Friends Kathy (Carey Mulligan), Tommy (Andrew Garfield) and Ruth (Keira Knightley) grow up together at a seemingly idyllic boarding school in the English countryside. When they leave the school and the horrible truth of their true purpose is revealed to them, they must simultaneously confront deep-seated feelings of love, jealousy and betrayal that threaten to tear their friendship asunder.
I love sci-fi stories that are subtle and not so obviously a part of the genre. This could easily be just another British period piece if it weren’t for the horrifying ethical situation at the heart of the story. Sadly, I still haven’t read the source novel so I can’t say how faithful an adaptation it is. But the great Alex Garland’s screenplay is certainly beautiful and melancholic.
It’s a gorgeous film to look at. Director Mark Romanek is primarily a music video director with the exception of One Hour Photo, and the film shares some of that format’s aesthetics. He brought on Oscar-winning composer Rachel Portman who crafted a subdued and brooding orchestral score that suits the story well. His best choices were his leads though.
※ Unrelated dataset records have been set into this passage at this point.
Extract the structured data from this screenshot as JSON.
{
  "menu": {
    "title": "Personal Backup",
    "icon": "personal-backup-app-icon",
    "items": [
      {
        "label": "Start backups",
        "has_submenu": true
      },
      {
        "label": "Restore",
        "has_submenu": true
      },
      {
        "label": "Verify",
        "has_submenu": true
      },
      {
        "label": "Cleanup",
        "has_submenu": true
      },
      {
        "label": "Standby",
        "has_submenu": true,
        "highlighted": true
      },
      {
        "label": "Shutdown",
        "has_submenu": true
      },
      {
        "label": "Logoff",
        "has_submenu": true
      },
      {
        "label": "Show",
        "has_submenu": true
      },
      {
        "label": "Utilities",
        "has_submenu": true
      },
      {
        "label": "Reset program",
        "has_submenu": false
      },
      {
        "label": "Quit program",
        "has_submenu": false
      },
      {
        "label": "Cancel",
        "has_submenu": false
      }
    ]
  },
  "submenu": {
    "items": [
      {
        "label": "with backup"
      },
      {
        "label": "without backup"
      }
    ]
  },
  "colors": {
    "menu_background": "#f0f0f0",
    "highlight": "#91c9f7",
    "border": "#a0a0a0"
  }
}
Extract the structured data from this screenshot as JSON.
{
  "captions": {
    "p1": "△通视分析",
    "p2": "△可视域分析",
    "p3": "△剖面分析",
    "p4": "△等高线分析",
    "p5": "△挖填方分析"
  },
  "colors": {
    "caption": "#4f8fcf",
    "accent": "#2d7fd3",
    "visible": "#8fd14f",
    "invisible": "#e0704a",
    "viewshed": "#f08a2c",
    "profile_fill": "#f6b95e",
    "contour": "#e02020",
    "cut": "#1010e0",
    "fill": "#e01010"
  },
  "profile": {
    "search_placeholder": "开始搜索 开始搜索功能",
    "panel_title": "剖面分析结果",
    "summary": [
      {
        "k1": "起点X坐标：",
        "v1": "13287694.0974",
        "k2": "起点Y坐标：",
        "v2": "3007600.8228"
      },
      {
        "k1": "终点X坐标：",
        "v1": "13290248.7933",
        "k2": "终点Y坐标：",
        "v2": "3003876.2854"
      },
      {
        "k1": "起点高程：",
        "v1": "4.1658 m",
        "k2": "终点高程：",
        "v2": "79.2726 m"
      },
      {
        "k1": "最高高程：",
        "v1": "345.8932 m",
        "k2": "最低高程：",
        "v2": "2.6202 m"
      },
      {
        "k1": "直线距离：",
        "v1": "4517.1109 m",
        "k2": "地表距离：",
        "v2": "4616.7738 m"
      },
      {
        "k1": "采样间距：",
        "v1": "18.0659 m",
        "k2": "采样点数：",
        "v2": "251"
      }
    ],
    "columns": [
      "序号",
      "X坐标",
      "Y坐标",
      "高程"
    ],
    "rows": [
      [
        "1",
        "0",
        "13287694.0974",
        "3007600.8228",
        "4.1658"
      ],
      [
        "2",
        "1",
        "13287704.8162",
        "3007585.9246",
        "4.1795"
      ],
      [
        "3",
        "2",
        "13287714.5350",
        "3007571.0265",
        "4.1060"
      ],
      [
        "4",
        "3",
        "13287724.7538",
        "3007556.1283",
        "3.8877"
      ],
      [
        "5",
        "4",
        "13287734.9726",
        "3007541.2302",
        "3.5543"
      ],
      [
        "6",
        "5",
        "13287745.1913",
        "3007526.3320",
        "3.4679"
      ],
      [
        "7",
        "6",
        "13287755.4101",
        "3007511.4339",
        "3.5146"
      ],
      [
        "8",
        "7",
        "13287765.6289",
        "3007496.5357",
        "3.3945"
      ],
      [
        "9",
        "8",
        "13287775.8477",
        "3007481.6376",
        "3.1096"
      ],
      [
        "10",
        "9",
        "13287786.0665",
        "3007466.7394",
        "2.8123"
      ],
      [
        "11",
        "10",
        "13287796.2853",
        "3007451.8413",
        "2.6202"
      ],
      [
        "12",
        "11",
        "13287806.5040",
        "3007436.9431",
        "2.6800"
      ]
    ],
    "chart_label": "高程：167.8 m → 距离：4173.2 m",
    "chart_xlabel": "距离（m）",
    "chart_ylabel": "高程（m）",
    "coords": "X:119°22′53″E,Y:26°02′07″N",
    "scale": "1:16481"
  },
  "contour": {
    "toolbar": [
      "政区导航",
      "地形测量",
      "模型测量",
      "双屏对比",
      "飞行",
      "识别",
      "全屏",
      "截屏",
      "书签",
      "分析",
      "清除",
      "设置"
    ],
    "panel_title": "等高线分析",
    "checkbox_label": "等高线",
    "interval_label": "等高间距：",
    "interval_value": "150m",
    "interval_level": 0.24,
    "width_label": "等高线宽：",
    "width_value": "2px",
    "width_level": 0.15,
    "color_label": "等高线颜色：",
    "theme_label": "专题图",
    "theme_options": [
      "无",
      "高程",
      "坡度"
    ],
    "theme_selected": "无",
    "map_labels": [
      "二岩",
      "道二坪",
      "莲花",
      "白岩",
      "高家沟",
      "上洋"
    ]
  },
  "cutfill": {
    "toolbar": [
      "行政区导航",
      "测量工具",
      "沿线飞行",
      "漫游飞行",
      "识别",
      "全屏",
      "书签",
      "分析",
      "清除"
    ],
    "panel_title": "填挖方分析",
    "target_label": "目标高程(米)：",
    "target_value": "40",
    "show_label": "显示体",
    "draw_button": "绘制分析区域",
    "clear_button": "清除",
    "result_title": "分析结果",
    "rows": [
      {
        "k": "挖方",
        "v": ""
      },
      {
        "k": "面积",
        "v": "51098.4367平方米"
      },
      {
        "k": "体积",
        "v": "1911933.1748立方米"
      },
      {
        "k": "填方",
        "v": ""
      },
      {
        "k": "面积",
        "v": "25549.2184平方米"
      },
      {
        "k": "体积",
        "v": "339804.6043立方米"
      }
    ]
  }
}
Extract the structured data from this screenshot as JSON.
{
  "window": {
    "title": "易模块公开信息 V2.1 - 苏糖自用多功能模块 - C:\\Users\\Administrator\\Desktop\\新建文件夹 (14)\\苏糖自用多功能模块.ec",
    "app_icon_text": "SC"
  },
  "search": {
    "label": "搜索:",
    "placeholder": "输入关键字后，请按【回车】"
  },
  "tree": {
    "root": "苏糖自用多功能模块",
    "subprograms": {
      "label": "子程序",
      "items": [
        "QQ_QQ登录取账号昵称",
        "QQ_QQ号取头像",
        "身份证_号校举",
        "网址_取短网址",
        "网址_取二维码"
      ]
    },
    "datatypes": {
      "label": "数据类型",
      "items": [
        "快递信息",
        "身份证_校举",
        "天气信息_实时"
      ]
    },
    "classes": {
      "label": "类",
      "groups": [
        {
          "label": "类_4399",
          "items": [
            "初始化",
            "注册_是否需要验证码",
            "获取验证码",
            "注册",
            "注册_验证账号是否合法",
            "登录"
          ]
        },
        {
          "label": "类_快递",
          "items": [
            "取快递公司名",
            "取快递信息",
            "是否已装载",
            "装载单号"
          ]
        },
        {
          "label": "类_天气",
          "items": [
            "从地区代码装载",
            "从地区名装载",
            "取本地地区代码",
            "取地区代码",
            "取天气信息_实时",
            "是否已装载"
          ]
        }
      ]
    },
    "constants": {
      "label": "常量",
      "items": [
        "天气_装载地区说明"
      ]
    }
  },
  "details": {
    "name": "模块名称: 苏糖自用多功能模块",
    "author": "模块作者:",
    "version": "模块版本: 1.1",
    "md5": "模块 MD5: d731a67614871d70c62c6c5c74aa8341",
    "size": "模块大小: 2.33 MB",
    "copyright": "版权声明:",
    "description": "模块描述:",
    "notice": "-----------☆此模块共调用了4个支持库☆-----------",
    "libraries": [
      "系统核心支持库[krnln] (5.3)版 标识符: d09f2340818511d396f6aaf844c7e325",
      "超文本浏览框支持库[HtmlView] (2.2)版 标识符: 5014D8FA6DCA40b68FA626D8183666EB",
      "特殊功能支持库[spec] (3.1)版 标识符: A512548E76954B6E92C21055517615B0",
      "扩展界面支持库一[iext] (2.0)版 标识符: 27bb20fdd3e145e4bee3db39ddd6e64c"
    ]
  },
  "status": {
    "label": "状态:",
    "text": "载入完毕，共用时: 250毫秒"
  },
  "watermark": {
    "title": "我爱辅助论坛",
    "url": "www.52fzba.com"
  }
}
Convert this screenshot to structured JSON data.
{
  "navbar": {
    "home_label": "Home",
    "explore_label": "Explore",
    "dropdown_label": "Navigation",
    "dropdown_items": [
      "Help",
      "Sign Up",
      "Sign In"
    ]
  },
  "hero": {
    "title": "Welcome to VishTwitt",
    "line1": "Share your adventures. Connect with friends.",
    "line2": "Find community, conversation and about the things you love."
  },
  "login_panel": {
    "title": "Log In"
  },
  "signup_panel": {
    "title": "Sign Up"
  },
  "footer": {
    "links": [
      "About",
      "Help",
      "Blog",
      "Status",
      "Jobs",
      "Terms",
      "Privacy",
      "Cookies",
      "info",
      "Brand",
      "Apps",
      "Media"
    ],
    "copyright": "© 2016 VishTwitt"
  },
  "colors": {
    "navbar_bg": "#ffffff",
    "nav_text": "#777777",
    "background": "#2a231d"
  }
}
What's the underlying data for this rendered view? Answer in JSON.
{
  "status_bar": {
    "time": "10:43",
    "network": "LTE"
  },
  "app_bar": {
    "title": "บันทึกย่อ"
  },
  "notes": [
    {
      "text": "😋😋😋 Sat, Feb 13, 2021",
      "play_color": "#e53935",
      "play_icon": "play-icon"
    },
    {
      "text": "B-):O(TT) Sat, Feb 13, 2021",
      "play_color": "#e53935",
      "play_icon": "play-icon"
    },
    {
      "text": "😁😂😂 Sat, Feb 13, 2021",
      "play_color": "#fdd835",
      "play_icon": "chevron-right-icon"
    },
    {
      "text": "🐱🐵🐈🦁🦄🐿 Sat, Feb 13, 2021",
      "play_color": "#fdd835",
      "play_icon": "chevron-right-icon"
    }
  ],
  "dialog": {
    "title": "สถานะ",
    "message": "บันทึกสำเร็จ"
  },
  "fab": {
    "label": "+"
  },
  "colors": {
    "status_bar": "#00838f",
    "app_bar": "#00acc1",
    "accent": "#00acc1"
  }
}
All three are Oscar nominees and the among the best of their generation. Mulligan is probably the strongest, but Knightley was truly powerful and even moreso to me after learning that she was hesitant because she couldn’t identify with the character and only took the part because her friend Mulligan insisted. The three are supported by several powerhouse actors like Charlotte Rampling, Sally Hawkins, Domnhall Gleeson, and Nathalie Richard. The surprise discovery of this was Ella Purnell who plays the younger version of Knightley. All of the child versions of the characters were good, but she really stood out and will be someone to watch for in future projects despite still doing mostly supporting roles for now.
It’s a darker film to be sure but not without moments of levity. There’s a very amusing segment at a diner when they go to seek out the person that Knightley is modeled on. Mostly though, it’s a quiet meditation on what it means to be human.